* _About this task_
Answer with a single number stating how many lines of the entries below include the string "tear".

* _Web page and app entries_

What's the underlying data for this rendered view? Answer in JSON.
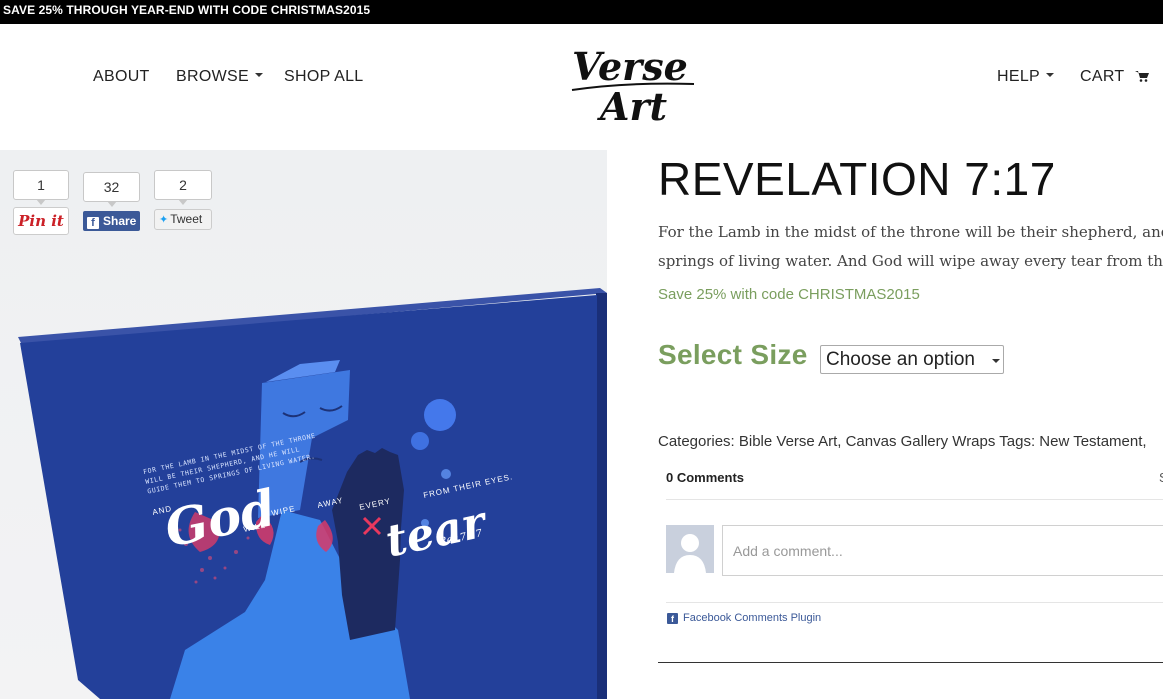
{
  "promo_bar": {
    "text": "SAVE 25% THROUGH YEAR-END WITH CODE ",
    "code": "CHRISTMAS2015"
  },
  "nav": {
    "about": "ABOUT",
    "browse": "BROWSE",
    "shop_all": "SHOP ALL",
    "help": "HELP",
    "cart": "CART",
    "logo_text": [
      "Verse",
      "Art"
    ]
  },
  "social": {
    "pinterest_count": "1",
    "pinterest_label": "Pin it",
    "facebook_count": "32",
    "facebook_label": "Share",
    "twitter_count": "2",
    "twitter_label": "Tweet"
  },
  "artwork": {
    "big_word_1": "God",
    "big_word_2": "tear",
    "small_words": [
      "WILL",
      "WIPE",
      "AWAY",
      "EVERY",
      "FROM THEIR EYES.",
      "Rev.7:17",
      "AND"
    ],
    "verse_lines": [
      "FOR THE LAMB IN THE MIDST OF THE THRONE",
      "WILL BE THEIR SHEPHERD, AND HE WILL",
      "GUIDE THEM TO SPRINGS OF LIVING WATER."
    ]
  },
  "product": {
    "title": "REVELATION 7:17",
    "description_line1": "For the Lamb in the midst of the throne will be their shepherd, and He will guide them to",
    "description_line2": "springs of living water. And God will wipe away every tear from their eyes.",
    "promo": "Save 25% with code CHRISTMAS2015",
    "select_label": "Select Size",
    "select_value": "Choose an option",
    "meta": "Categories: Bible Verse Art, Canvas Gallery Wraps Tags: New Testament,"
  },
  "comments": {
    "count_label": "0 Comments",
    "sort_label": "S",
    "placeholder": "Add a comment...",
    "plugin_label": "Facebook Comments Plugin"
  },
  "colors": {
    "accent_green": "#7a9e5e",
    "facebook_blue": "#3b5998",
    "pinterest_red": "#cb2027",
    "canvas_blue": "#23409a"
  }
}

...

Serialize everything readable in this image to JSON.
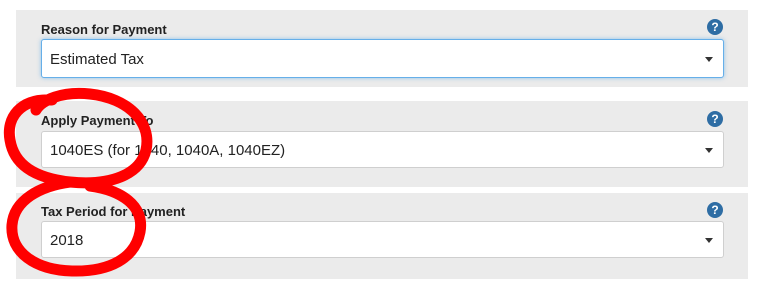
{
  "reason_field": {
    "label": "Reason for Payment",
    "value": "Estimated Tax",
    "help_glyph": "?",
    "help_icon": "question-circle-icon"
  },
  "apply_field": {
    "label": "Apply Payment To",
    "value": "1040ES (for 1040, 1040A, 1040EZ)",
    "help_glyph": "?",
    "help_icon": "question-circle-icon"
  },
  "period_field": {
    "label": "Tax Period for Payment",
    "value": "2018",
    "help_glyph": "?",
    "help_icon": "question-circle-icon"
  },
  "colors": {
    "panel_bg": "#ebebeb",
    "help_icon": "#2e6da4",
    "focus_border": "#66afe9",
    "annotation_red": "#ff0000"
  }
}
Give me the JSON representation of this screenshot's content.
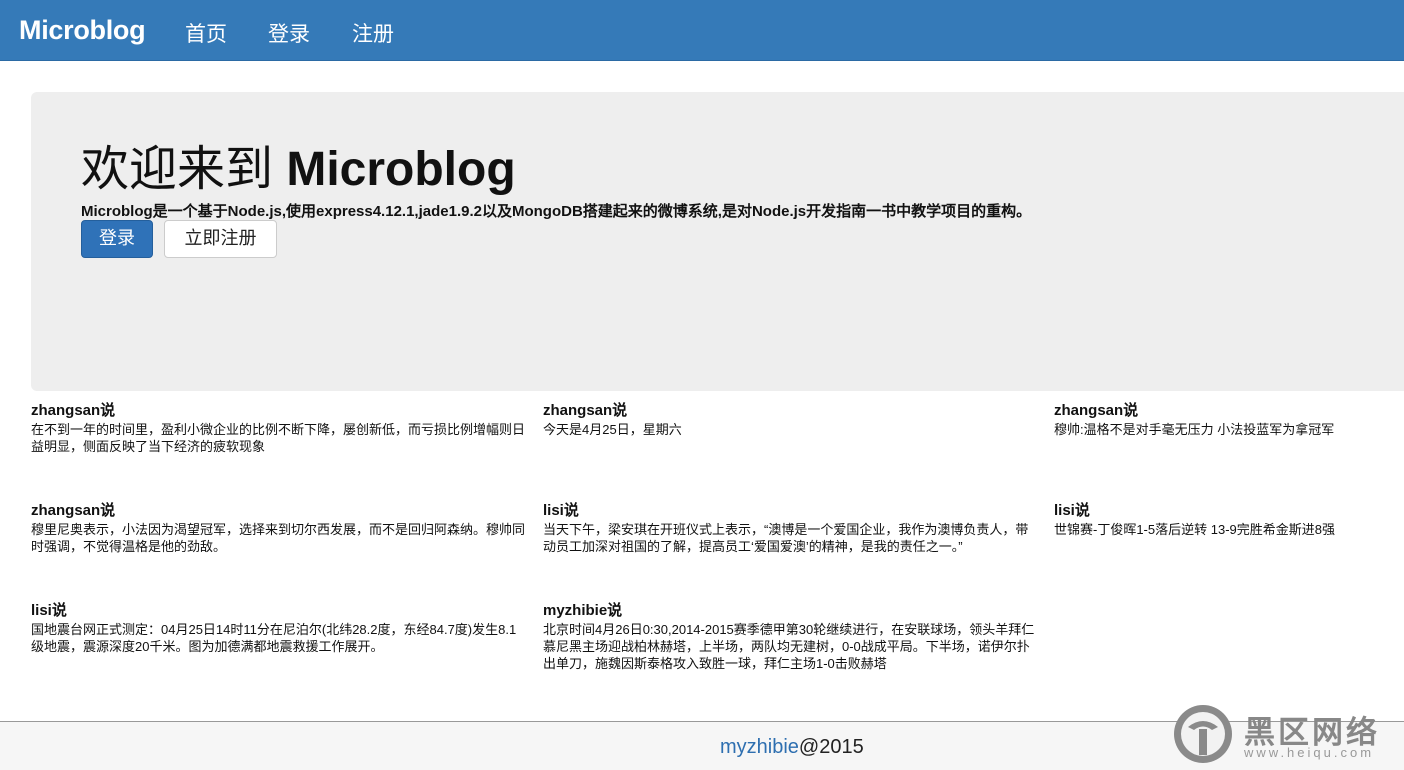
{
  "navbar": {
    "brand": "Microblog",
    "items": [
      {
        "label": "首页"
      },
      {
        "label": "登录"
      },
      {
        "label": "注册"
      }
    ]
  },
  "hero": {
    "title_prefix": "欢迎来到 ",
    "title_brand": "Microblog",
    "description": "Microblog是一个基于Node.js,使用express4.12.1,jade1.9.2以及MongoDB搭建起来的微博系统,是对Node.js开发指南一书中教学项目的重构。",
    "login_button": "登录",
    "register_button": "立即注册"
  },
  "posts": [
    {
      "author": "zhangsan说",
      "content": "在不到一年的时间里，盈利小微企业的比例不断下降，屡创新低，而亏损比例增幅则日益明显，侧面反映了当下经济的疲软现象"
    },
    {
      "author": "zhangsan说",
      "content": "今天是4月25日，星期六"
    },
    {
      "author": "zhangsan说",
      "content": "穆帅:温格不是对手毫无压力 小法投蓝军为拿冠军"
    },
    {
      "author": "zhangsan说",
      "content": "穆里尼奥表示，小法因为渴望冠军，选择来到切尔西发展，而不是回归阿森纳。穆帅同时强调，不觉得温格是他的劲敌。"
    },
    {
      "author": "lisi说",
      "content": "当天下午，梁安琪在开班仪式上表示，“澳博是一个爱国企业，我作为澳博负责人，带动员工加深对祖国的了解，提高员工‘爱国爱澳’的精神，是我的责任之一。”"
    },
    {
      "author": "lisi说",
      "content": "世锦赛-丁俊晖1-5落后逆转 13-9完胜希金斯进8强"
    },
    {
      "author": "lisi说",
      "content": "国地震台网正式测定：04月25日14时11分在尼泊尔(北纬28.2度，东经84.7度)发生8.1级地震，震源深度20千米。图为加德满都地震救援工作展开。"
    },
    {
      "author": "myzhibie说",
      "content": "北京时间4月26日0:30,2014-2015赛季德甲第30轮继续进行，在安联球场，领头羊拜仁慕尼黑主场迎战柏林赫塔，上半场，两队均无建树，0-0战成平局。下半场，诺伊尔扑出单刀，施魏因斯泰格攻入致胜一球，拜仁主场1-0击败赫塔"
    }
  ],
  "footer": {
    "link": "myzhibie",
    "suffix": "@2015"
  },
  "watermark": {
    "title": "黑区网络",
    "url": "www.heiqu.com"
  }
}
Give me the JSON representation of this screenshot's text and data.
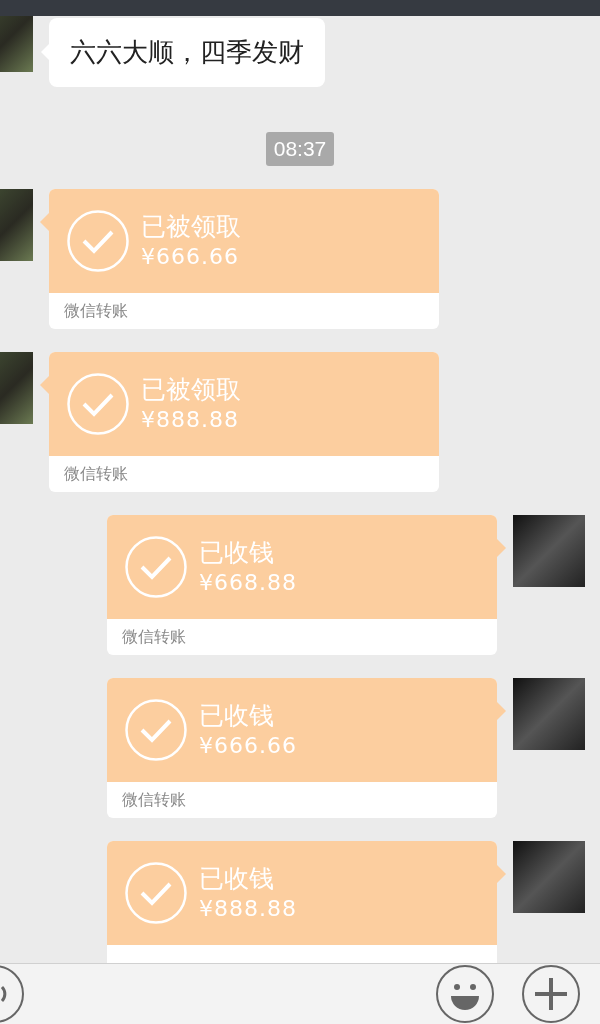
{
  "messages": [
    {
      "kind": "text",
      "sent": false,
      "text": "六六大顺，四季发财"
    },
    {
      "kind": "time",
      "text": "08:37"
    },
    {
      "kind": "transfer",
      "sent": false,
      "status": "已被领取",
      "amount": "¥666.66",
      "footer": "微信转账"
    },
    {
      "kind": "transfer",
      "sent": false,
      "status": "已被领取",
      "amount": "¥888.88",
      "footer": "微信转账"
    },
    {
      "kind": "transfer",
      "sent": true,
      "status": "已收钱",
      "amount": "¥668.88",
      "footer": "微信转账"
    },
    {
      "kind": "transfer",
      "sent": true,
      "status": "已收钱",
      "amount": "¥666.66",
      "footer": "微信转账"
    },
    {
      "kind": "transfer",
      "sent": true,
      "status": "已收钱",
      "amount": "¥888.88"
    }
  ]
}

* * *

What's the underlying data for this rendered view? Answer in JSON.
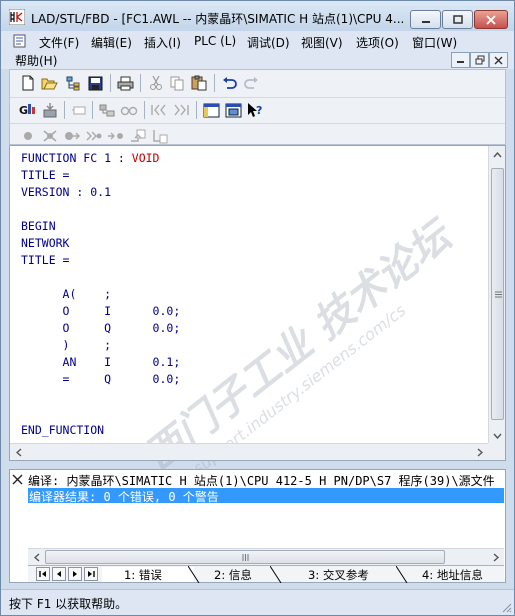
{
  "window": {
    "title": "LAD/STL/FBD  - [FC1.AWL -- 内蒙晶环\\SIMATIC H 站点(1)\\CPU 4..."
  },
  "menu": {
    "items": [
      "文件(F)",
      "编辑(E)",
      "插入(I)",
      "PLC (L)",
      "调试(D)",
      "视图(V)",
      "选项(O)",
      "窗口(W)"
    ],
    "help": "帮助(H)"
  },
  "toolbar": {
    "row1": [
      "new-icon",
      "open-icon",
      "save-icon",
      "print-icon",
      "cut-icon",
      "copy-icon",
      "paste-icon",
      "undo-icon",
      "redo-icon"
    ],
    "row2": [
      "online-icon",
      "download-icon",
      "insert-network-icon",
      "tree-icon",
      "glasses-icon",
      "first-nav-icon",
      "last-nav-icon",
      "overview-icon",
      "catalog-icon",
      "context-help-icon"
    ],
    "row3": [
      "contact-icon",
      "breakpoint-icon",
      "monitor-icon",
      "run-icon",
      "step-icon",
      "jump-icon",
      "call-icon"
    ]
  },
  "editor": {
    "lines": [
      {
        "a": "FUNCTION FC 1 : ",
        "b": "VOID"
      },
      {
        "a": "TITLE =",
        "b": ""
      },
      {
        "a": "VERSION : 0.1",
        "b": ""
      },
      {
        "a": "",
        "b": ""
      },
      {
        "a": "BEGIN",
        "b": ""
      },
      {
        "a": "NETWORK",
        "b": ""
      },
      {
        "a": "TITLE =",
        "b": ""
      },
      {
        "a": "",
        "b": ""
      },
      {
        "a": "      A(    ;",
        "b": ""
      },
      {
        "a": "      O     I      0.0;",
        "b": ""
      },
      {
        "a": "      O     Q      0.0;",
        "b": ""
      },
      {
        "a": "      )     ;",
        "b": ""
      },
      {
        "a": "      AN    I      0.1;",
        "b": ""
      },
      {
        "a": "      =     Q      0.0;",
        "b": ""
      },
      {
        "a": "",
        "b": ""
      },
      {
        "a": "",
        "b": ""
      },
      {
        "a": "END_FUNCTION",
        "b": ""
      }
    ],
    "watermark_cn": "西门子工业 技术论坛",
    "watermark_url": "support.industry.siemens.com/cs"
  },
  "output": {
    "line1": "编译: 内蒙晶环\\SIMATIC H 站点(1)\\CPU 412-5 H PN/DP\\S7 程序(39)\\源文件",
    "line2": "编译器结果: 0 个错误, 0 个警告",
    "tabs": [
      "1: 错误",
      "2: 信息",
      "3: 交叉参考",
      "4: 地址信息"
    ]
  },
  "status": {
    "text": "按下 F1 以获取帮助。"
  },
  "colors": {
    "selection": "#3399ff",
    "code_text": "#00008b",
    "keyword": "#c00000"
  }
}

* _Task result_
2